9.24.2015

I Will Not Walk Away

I went to the golf tournament fundraiser a few weeks ago. You know the one I wrote about a few post back? I was disconnected from my pump that morning, and expected to feel myself by that evening, but it wasn't happening. My blessed little nausea pills got me through.

It was easy to be touched by this room full of people. Some sharing stories about Todd, most probably having known him, and all walking away with the tremendous sense of loss that everyone feels with his death. I'm sure it was an extremely hard evening for many that were there, masked by the celebration of his amazing life.

For me, the nature of my job and the circles I move in put me in the path of countless stories of young lives snuffed out too soon from this disease. The stories never end, and sadly I know they won't for a very long time. Todd is just one more person on that list, but his friends and family are doing what they can to keep his legacy alive while helping someone in his very shoes. And obviously that someone was me this year.
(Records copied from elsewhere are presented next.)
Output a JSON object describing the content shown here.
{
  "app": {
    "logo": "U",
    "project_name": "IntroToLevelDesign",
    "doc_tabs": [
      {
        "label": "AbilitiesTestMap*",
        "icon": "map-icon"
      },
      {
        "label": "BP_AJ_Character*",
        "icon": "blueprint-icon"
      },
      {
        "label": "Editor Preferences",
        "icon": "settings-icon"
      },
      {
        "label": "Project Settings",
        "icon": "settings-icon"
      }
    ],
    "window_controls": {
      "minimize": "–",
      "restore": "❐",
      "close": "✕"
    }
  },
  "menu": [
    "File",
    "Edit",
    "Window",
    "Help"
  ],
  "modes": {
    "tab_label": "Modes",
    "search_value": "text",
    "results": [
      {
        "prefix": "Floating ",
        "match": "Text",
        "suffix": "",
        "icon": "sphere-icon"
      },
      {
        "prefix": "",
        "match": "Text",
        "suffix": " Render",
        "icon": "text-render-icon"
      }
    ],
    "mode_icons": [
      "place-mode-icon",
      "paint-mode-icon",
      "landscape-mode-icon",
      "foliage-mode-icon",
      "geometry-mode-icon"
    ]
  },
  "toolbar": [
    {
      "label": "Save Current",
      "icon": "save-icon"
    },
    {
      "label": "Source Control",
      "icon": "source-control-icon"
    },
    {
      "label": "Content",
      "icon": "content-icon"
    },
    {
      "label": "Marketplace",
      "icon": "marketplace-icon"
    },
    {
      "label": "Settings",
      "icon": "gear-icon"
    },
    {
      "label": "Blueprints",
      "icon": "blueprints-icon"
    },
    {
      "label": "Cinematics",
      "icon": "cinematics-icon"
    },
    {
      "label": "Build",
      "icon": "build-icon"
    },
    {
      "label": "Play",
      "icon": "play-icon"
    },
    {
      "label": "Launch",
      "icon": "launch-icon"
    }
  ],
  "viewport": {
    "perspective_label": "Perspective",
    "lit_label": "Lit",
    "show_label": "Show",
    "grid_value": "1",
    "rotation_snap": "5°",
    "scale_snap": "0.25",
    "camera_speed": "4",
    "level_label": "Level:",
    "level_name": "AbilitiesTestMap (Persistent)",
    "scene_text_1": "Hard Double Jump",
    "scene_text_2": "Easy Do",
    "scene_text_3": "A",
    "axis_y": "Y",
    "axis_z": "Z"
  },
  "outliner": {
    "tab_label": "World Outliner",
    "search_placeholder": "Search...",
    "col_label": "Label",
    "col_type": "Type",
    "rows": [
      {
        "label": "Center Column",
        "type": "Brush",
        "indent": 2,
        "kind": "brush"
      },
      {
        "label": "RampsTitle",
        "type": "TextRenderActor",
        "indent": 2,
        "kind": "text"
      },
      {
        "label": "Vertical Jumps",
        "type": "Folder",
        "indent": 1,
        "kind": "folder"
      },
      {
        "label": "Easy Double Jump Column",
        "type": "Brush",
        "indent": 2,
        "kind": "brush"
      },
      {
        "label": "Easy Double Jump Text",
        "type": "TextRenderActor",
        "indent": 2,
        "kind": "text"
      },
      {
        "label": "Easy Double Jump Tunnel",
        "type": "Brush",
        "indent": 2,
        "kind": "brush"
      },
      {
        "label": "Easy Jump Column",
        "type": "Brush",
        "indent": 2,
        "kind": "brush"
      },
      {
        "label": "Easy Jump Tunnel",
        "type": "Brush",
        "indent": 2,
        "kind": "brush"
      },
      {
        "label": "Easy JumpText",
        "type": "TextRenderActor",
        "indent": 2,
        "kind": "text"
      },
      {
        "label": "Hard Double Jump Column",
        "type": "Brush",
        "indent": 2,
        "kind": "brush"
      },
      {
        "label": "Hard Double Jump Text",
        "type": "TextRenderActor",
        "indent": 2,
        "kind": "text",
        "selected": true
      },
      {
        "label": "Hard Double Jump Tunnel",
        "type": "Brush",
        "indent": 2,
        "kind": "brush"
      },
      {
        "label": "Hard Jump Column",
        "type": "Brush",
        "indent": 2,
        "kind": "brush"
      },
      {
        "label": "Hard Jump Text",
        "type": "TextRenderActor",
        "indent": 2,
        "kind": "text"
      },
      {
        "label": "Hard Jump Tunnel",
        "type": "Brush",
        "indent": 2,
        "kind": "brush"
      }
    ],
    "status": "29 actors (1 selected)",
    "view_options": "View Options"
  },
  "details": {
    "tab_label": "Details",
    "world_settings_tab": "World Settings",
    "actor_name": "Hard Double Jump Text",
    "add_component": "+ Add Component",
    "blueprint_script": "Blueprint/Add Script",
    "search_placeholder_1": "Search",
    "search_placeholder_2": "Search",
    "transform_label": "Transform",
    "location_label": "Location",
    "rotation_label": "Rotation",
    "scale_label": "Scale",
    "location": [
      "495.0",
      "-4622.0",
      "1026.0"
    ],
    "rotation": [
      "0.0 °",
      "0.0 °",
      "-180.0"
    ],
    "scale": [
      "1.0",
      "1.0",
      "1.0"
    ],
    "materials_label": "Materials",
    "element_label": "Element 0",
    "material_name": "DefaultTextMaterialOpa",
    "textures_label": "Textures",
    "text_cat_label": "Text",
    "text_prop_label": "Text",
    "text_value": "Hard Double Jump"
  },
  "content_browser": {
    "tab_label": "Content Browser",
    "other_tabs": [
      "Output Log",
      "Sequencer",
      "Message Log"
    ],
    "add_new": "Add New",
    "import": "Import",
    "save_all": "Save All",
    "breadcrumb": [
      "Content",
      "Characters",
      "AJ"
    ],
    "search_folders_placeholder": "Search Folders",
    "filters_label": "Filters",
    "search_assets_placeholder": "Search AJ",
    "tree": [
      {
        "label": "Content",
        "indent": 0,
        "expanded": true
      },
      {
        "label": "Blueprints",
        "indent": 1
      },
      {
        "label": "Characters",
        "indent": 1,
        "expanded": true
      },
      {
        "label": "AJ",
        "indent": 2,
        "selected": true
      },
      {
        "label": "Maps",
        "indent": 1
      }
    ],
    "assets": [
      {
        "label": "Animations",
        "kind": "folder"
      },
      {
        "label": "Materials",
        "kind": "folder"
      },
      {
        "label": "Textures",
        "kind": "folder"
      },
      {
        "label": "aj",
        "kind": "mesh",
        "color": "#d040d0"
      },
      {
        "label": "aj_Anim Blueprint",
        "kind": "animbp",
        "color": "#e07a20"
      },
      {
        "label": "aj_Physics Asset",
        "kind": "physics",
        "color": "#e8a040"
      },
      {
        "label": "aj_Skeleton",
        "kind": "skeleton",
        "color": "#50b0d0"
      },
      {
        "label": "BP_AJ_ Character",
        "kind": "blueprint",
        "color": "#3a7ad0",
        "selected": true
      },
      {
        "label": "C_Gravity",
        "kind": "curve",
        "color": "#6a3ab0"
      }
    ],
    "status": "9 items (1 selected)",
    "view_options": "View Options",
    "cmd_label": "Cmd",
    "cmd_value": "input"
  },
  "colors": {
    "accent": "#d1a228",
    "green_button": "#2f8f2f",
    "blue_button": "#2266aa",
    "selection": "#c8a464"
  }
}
The proceeds from the event far exceeded my wildest expectations, and I can easily admit that it brought me to tears on a few occasions. The idea that these complete strangers did what they did for me because they want to honor and remember their friend leaves me beyond humbled. I don't think I've ever looked forward to a medical bill in the mailbox, knowing now that I will be able to pay it off this time. I will finally stop getting the monthly reminder of treatments I received almost 2 years ago.

The thing that stuck with me most from this opportunity was this idea behind The Elephant Movement - that elephants will not walk away if one of their herd is down. They will literally hold vigil until that elephant gets back up.

In all honesty, I can say this isn't true of humans. And I say this not just out of my own personal experience, but the experiences of the people that surround me in this exclusive little cancer community I'm in. I am not alone when I tell you that people you wouldn't expect disappear when tragedy strikes, and people you hardly know continue to stay on your doorstep. It is never as you would expect it to be. We are definitely not elephants.

As I shared during the dinner that night, I liken the tragedy of illness to a fire. When the fire breaks out, everyone is standing around watching and helping as the professionals do what they can to tame the flames engulfing the structure. As the flames die down, the crowd starts to thin. The phones stop recording video, and people return to their routine. Just because the flames die down or go out, does not mean the devastation of the fire is over.

I'm no sicker than I was 2 or 3 years ago. The status of my cancer hasn't changed. I still go to the doctor just as often, and get treatment just as much. And up until recently (thank you preschool!), still juggled childcare while I went off to weekly appointments.  Perhaps my appearance as an active, busy, working mother lessens the tragedy, but this elephant is still down.

And now this parade of elephants that aren't even in my herd have surrounded me. And while I know it's impossible to hang around until I get back up, they've provided me with something so great that will help take care of me while I'm down. And they've done so at the inspiration of their friend, whose battle was not won.

I want to pay this forward now, and I look forward to next year when I can be part of this movement to find another elephant in need. Maybe someone who's been down a while and whose humans have walked away. We need to stay for the long term, and see each other through. And we need to commit to not walk away.

1 comment:

Karen said...

So true, Sarah. When I was undergoing cancer treatments, I was amazed by the support I received from quarters where I least expected it.

Here’s to you and your supportive herd.

Karen